Set-ProcessMitigation -Name Notepad.exe -Enable MicrosoftSignedOnly -Disable MandatoryASLR

To set the process mitigations from an XML file (which can be generated from get-ProcessMitigation -RegistryConfigFilePath settings.xml):

Set-ProcessMitigation -PolicyFilePath settings.xml

To set the system default to be MicrosoftSignedOnly:

Set-ProcessMitigation -System -Enable MicrosoftSignedOnly

The ConvertTo-ProcessMitigationPolicy cmdlet converts mitigation policy file formats. The syntax is:

ConvertTo-ProcessMitigationPolicy -EMETFilePath <String> -OutputFilePath <String> [<CommonParameters>]

Examples:

  • Convert EMET settings to Windows 10 settings: You can run ConvertTo-ProcessMitigationPolicy and provide an EMET XML settings file as input, which will generate a result file of Windows 10 mitigation settings. For example:

    ConvertTo-ProcessMitigationPolicy -EMETFilePath policy.xml -OutputFilePath result.xml
    
  • Audit and modify the converted settings (the output file): Additional cmdlets let you apply, enumerate, enable, disable, and save settings in the output file. For example, this cmdlet enables SEHOP and disables MandatoryASLR and DEPATL registry settings for Notepad:

    Set-ProcessMitigation -Name notepad.exe -Enable SEHOP -Disable MandatoryASLR,DEPATL
    
  • Convert Attack surface reduction (ASR) settings to a Code Integrity policy file: If the input file contains any settings for EMET’s Attack surface reduction (ASR) mitigation, the converter will also create a Code Integrity policy file. In this case, you can complete the merging, auditing, and deployment process for the Code Integrity policy, as described in Deploy Device Guard: deploy code integrity policies. This will enable protections on Windows 10 equivalent to EMET’s ASR protections.

  • Convert Certificate Trust settings to enterprise certificate pinning rules: If you have an EMET “Certificate Trust” XML file (pinning rules file), you can also use ConvertTo-ProcessMitigationPolicy to convert the pinning rules file into an enterprise certificate pinning rules file. Then you can finish enabling that file as described in Enterprise Certificate Pinning. For example:
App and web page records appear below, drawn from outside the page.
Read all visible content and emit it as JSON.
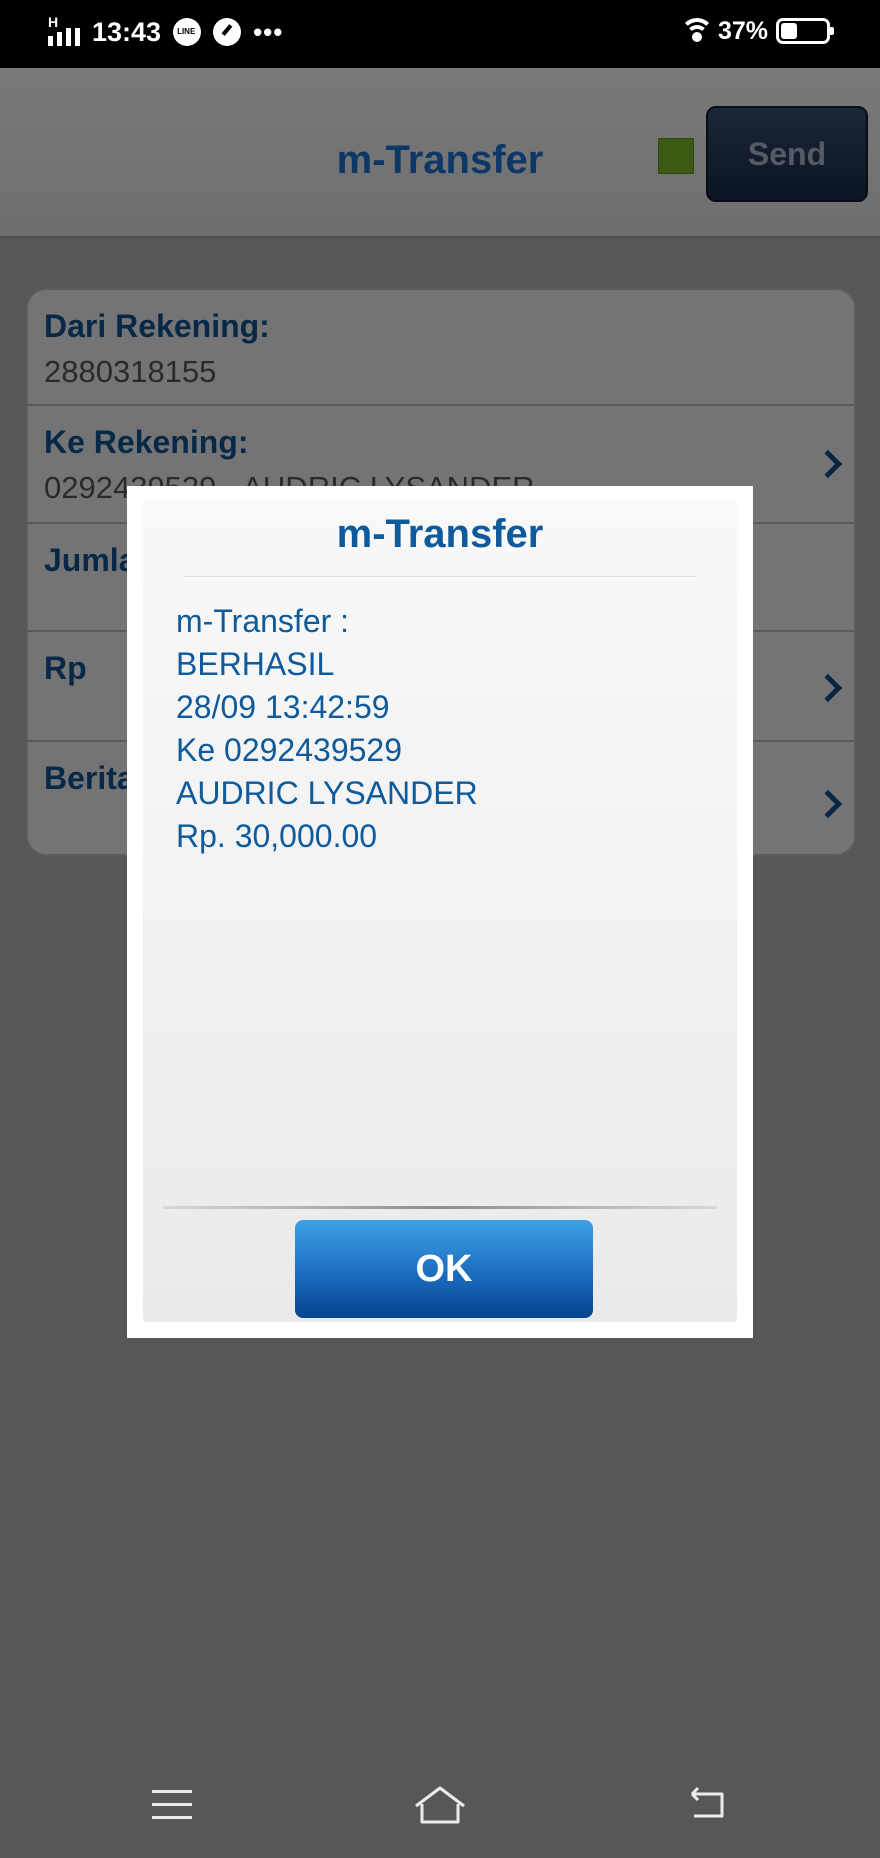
{
  "status_bar": {
    "network_label": "H",
    "time": "13:43",
    "line_label": "LINE",
    "more": "•••",
    "battery_percent": "37%",
    "battery_level": 0.37
  },
  "header": {
    "title": "m-Transfer",
    "send_label": "Send",
    "indicator_color": "#3c5a13"
  },
  "form": {
    "rows": [
      {
        "label": "Dari Rekening:",
        "value": "2880318155"
      },
      {
        "label": "Ke Rekening:",
        "value": "0292439529 - AUDRIC LYSANDER"
      },
      {
        "label": "Jumla",
        "value": ""
      },
      {
        "label": "Rp",
        "value": ""
      },
      {
        "label": "Berita",
        "value": ""
      }
    ]
  },
  "dialog": {
    "title": "m-Transfer",
    "message_lines": [
      "m-Transfer :",
      "BERHASIL",
      "28/09 13:42:59",
      "Ke 0292439529",
      "AUDRIC LYSANDER",
      "Rp. 30,000.00"
    ],
    "ok_label": "OK",
    "accent_color": "#0e5a9a"
  },
  "nav": {
    "icons": [
      "menu-icon",
      "home-icon",
      "back-icon"
    ]
  }
}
    ConvertTo-ProcessMitigationPolicy -EMETfilePath certtrustrules.xml -OutputFilePath enterprisecertpinningrules.xml
    

Microsoft Consulting Services (MCS) and Microsoft Support/Premier Field Engineering (PFE) offer a range of options for EMET, support for EMET, and EMET-related reporting and auditing products such as the EMET Enterprise Reporting Service (ERS). For any enterprise customers who use such products today or who are interested in similar capabilities, we recommend evaluating Windows Defender Advanced Threat Protection (ATP).